▶ SUPPLIED DATA:
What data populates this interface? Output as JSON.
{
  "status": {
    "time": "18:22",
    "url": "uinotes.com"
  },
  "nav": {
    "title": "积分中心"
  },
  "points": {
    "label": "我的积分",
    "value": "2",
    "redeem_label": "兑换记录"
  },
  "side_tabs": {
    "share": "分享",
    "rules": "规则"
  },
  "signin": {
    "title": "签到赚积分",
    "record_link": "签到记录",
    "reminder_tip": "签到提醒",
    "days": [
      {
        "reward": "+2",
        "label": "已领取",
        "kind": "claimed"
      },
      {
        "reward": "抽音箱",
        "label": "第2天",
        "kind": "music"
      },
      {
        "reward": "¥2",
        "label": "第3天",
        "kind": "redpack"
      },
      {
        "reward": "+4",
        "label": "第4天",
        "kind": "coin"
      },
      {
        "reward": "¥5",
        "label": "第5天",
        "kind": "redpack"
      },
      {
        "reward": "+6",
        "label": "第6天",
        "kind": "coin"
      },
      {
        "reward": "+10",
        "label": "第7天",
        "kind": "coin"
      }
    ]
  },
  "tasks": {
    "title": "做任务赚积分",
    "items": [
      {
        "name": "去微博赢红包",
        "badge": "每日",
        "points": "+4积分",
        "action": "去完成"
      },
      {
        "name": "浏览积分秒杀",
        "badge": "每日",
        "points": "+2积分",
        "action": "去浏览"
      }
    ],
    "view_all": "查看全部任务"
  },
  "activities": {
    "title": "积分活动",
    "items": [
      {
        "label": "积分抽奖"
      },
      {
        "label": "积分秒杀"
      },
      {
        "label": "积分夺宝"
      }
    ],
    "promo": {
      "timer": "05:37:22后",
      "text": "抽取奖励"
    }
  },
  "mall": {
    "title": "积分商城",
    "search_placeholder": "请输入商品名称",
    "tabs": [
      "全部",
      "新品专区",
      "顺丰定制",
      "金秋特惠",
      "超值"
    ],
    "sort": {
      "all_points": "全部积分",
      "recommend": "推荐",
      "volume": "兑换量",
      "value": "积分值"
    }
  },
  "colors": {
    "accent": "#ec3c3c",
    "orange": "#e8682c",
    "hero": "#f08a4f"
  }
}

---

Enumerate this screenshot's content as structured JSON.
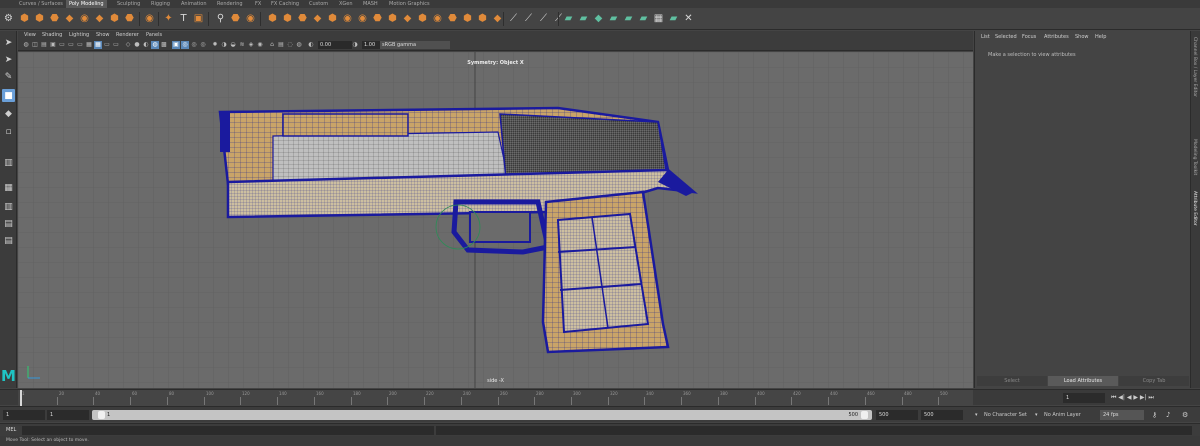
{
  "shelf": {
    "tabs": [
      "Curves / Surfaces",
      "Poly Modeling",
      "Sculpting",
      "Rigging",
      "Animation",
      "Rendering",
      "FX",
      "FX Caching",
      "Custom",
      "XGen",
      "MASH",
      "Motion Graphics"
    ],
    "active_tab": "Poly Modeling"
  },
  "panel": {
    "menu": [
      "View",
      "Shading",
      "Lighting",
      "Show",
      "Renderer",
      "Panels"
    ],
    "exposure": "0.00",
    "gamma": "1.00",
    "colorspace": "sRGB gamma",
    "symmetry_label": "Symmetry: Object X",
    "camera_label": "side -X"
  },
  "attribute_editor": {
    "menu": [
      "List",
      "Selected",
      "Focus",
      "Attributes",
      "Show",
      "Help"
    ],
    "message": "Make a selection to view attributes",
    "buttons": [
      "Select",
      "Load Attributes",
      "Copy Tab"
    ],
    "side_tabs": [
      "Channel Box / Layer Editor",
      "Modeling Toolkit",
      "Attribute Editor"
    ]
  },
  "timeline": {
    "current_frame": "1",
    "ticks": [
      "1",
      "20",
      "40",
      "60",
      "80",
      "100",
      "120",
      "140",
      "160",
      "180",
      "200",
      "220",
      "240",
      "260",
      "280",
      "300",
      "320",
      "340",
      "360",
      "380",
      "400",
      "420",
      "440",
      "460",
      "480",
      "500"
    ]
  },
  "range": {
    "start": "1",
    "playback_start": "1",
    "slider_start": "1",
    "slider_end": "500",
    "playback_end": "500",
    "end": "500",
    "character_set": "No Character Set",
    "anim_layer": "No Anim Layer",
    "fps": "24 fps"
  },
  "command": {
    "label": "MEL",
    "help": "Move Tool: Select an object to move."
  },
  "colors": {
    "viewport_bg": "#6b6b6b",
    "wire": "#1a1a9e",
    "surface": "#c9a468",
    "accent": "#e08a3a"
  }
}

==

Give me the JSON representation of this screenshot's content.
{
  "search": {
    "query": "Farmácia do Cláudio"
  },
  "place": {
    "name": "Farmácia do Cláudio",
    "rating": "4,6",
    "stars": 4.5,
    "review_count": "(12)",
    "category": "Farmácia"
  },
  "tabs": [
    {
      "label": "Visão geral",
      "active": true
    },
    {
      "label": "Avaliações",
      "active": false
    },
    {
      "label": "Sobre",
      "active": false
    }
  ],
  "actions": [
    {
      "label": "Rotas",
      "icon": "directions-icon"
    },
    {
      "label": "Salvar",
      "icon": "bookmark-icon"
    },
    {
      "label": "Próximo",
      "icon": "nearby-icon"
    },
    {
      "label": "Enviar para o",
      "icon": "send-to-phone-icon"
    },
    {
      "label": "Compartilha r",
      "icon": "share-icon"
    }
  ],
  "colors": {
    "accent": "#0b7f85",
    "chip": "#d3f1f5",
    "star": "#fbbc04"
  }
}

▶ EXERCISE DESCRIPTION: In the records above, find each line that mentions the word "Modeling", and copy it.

▶ RESPONSE TO THE TASK:
      "Poly Modeling",
    "active_tab": "Poly Modeling"
      "Modeling Toolkit",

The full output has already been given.